#### Task to complete:
How many lines in the records below contain the word "part"? Reply with the number alone.

(Data extracted from a collection)
--*--

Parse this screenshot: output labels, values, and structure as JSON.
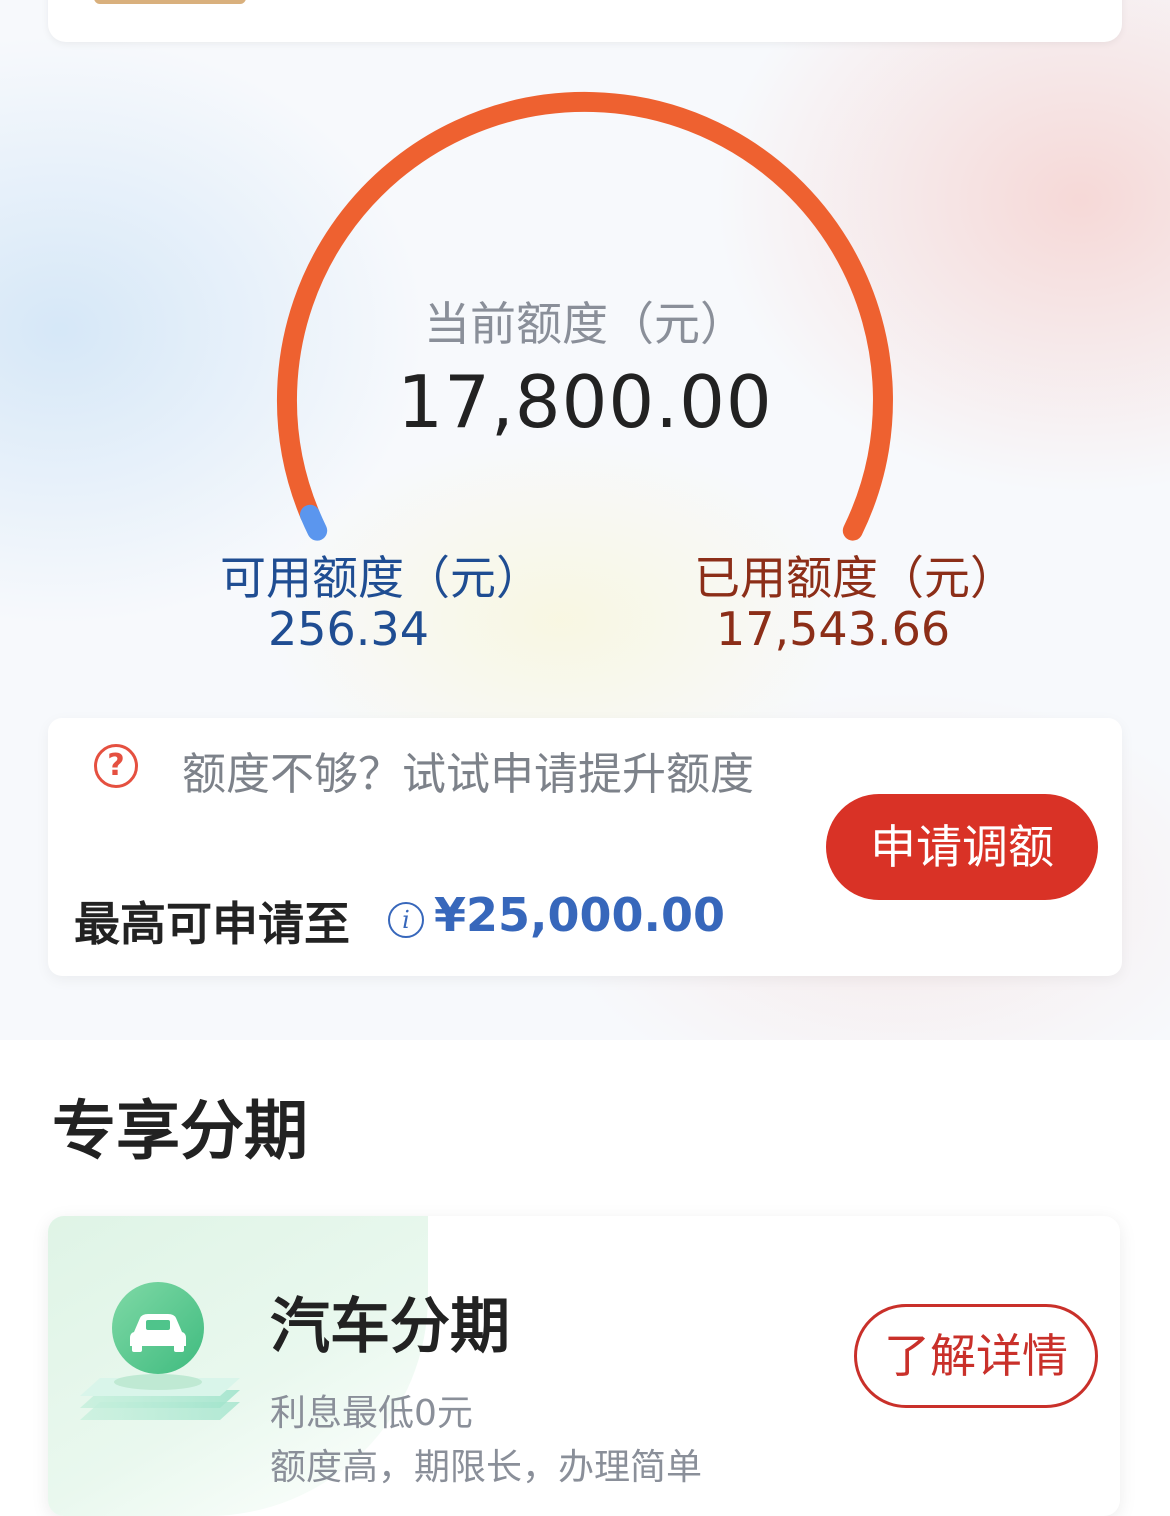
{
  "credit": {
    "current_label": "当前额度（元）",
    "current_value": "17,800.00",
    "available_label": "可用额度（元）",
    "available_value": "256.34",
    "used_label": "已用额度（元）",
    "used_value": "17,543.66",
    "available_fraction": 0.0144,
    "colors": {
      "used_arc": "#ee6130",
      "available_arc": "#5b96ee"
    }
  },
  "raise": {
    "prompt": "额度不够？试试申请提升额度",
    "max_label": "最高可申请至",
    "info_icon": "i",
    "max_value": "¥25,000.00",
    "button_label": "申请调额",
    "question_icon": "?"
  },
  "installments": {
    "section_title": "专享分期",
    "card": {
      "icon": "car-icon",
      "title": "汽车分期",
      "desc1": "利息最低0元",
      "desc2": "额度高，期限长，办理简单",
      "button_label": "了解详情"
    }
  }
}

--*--

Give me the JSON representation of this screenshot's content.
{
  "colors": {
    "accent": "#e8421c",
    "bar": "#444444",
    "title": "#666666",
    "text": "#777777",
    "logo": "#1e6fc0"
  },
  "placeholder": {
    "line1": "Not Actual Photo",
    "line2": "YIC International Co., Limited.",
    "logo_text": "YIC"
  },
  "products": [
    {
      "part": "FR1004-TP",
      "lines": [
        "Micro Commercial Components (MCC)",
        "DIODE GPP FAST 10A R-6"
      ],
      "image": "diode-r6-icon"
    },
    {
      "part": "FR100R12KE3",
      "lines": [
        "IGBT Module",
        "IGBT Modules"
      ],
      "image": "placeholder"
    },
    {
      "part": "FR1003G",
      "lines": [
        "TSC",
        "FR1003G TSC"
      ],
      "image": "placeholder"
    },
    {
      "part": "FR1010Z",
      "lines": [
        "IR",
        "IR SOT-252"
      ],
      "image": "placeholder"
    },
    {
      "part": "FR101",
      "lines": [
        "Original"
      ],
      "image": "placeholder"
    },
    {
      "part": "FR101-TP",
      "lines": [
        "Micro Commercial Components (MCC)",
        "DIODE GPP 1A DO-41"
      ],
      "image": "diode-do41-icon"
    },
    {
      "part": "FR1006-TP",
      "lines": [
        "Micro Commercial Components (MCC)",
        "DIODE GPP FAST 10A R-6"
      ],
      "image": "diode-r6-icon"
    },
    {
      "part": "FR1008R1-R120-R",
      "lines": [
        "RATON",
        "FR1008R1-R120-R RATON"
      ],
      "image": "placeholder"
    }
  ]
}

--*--

#### Solution:
8